━━━━━ Extracted material

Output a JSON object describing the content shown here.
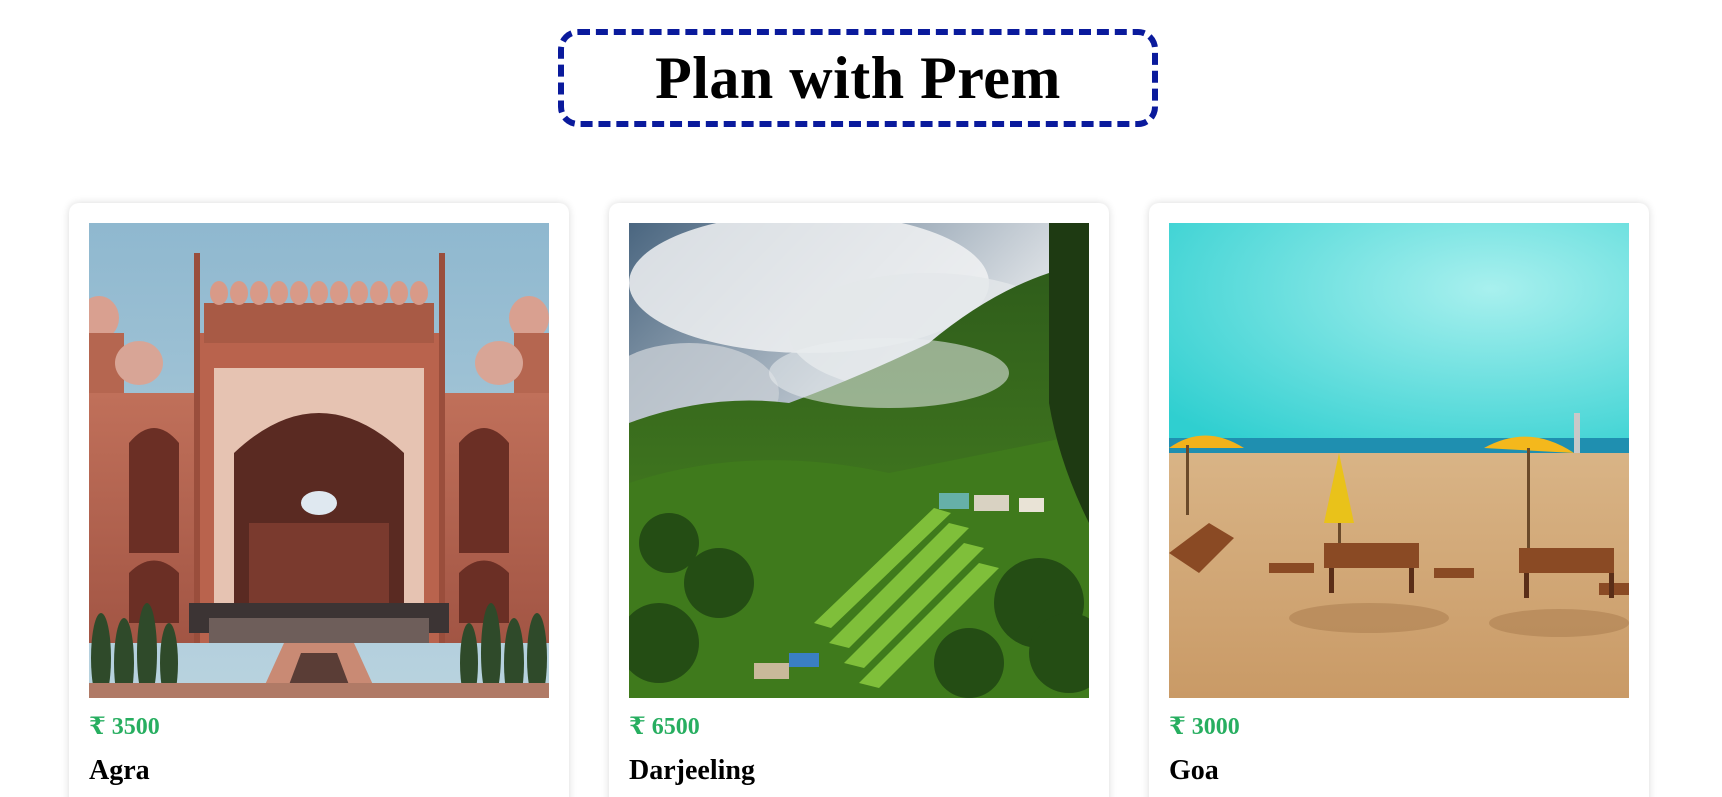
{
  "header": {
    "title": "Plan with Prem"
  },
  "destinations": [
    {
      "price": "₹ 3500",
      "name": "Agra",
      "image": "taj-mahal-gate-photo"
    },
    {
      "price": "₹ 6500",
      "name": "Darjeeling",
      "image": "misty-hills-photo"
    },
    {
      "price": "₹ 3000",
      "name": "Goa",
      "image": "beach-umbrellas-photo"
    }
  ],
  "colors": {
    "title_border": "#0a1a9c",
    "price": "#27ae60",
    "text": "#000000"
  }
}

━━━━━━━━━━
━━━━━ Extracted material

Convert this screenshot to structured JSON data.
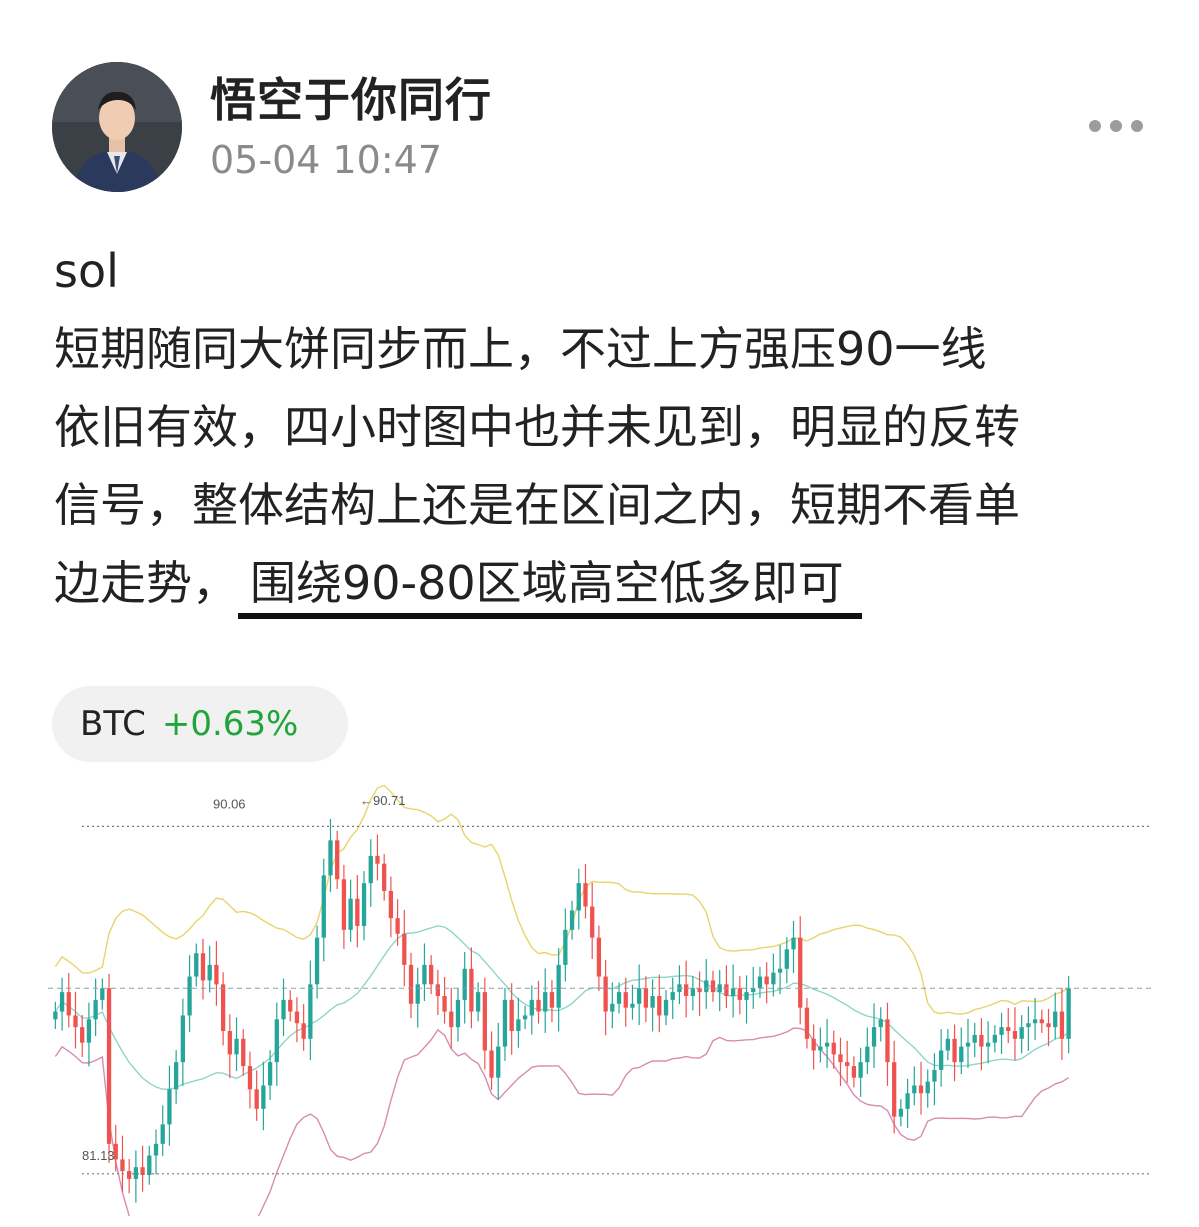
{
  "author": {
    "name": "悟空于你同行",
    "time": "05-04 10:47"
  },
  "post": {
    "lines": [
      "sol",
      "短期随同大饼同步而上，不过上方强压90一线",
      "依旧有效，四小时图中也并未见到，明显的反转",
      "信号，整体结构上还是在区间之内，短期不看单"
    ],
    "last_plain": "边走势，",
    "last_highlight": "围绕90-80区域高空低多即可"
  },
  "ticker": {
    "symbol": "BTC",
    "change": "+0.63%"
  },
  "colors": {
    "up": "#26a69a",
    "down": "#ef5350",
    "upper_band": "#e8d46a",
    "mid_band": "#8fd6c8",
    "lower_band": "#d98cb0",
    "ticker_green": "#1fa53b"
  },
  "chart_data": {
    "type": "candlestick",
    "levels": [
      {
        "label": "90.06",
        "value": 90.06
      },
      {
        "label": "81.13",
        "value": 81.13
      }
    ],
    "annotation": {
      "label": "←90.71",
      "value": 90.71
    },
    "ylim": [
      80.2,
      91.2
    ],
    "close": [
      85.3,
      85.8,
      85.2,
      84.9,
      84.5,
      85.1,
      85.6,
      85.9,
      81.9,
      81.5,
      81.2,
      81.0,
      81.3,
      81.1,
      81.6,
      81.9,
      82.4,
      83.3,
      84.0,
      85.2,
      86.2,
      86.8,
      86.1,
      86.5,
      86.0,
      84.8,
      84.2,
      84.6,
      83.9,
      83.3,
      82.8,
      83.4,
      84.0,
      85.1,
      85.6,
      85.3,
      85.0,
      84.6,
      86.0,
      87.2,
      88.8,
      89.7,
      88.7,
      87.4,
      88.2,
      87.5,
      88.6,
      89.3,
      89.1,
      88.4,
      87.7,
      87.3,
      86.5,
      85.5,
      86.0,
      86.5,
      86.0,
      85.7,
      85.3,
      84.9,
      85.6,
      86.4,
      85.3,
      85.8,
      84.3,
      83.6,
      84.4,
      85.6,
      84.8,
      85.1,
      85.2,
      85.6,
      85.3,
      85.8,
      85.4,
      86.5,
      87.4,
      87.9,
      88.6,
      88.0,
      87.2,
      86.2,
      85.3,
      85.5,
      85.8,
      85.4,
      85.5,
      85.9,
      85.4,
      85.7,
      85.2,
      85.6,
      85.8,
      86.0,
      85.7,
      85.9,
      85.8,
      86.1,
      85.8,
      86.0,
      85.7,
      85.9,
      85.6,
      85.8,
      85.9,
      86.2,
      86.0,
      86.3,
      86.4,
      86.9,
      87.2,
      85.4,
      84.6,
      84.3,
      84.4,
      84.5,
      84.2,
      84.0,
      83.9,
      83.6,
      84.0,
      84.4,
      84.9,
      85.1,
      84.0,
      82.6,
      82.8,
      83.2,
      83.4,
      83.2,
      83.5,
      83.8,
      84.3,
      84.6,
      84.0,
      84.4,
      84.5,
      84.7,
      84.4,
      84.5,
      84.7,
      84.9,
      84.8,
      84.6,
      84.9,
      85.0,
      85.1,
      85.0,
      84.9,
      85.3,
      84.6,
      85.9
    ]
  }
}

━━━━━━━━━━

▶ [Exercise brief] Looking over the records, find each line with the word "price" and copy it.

▶ [Reply to the task]
      "price": "₹ 3500",
      "price": "₹ 6500",
      "price": "₹ 3000",
    "price": "#27ae60",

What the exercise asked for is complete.